Trying to snatch time to jot down lyrics in between her 12-hour shifts and lectures was leaving Nadia exhausted. “It got to a point where I felt like I was giving Coral more energy than what it was I actually loved doing,” she says. “Of course, I had to keep the lights on, I had to eat, so there was that financial battle of, ‘If I leave this now, how am I supposed to survive?’ But I like to take risks.” So she quit her job and university to focus entirely on making it as an artist.
Shortly afterwards, she dropped her first hit: “Station”, a fast-spitting, sparse rap track with a visual shot on the tracks in south London (like she said – Nadia likes to take risks). The video began gathering heat when it was first released in the summer of 2015; it was shortly followed by Nadia’s viral freestyle over a hazy Mila J beat, “DFWT”.
“The late half of 2015 was just domination,” remembers Nadia. “You couldn’t turn left or right without seeing something from me.” It was at this point that she signed with her management, and then Relentless, an imprint of Sony. Shortly after, she had her biggest hit yet – a song she had composed in the kitchen and the bathroom of her mum’s house after quitting uni and her job. “Skwod” is a rare gem: a lively, irrepressible hip-hop track that’s all about women celebrating other women. With its instantly recognisable chorus, boisterous beat produced by Prynce MINI, and one-take viral dance video, since its release in summer 2016 it’s become an anthem at protests for feminist groups like Sisters Uncut. “That was my moment of realising that I was capable of making timeless music – not just the music that’s here and gone tomorrow,” reflects Nadia.

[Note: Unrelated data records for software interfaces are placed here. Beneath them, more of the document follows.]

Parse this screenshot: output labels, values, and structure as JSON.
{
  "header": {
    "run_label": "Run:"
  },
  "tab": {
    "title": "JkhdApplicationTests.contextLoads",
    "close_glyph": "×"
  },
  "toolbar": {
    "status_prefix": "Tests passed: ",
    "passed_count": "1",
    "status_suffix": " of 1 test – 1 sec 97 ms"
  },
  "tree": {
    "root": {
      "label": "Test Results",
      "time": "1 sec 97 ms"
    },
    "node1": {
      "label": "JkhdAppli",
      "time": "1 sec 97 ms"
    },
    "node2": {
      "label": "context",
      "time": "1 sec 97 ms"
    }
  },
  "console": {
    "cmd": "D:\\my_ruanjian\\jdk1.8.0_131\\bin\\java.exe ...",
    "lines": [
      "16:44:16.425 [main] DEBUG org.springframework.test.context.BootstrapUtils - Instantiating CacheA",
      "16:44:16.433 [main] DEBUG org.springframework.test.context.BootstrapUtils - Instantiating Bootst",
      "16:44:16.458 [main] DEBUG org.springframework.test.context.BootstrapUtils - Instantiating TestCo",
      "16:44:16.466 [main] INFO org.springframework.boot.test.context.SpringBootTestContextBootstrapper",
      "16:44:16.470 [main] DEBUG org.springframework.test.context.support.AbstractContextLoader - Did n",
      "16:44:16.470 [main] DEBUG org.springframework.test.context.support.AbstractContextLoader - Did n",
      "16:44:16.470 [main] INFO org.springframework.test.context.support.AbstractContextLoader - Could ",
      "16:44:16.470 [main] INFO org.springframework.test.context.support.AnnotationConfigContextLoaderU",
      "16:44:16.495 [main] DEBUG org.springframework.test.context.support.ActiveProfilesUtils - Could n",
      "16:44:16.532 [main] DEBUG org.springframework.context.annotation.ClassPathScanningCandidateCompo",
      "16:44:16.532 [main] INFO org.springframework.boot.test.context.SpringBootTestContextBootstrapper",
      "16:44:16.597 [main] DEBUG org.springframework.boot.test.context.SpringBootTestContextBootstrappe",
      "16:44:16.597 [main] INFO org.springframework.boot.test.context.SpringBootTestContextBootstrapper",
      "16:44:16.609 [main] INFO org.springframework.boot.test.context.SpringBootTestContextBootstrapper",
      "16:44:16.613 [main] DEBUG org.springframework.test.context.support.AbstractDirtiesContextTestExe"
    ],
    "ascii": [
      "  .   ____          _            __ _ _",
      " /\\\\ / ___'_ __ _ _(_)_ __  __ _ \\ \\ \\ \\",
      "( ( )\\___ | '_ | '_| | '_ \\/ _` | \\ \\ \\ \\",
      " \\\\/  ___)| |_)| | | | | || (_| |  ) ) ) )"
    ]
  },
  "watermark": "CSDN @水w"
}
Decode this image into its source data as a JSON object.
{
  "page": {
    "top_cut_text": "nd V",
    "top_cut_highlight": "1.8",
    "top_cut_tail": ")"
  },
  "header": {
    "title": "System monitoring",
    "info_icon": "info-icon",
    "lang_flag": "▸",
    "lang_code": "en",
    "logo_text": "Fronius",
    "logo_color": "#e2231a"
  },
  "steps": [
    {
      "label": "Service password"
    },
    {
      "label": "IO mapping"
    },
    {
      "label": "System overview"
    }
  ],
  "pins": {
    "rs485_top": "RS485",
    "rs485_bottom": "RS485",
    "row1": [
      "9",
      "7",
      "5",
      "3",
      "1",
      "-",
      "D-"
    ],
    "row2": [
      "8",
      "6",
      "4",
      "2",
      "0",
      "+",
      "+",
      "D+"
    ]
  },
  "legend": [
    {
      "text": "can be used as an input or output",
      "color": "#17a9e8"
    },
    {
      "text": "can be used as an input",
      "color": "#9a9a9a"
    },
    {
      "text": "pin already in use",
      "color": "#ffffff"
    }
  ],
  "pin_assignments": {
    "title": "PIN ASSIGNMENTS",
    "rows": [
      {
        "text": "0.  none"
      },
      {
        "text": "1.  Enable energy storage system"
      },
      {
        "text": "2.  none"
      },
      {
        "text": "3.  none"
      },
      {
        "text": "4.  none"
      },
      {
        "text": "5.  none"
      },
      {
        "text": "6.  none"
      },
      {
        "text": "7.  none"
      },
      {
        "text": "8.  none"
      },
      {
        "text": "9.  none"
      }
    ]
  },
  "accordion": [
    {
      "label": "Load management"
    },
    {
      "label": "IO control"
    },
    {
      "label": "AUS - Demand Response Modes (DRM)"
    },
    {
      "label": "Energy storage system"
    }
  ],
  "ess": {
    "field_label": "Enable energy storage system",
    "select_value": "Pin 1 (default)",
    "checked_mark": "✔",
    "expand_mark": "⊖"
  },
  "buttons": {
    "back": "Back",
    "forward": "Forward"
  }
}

As 2016 drew to a close, Nadia racked up a prominent feature on Kideko and George Kweli’s house banger “Crank It”, which brought her main stage festival bookings around the world. She won a MOBO for the “Skwod” video (beating competition from M.I.A. and Laura Mvula), and finished in the Top 5 of the BBC Sound of 2017 poll. At the top of 2017, she released her first EP, Highly Flammable, which The FADER called “a showcase of Rose’s dexterity”.
As well as holing up in the studio to compose a slew of new emotional bangers, Nadia also spent 2017 writing for Rihanna, who tapped her up to join her writing camp for #R9 in London. Having got in touch with her vulnerable side, and experienced what it’s like to write for other artists, Nadia says she unlocked a “different level” in her songwriting – a few samples of which she unleashed in unofficial singles, like the low-slung “On Top”, in 2018.
Now, she’s kicking off 2019 with a defiant, fresh statement of intent. Her carefree tropical tune “Airplane Mode” is all about those days where you have to block the rest of the world out, and get in your zone. “When I’m creating, I don’t like things to infiltrate that,” says Nadia. “One phone call can change my train of thought.” When she describes the song, it takes on a deeper resonance, seeming to describe her approach to life and her career in general: sometimes you need to have tunnel vision, to take risks, and to take total control of your own destiny. As she puts it: “The main thing was just, ‘I’m taking off, get out of my way! This is my thing, and this is how I’m doing it.’ That’s simply all it is. I’m taking off, you’re either on board, or get out. I think that’s a great motto to live by.”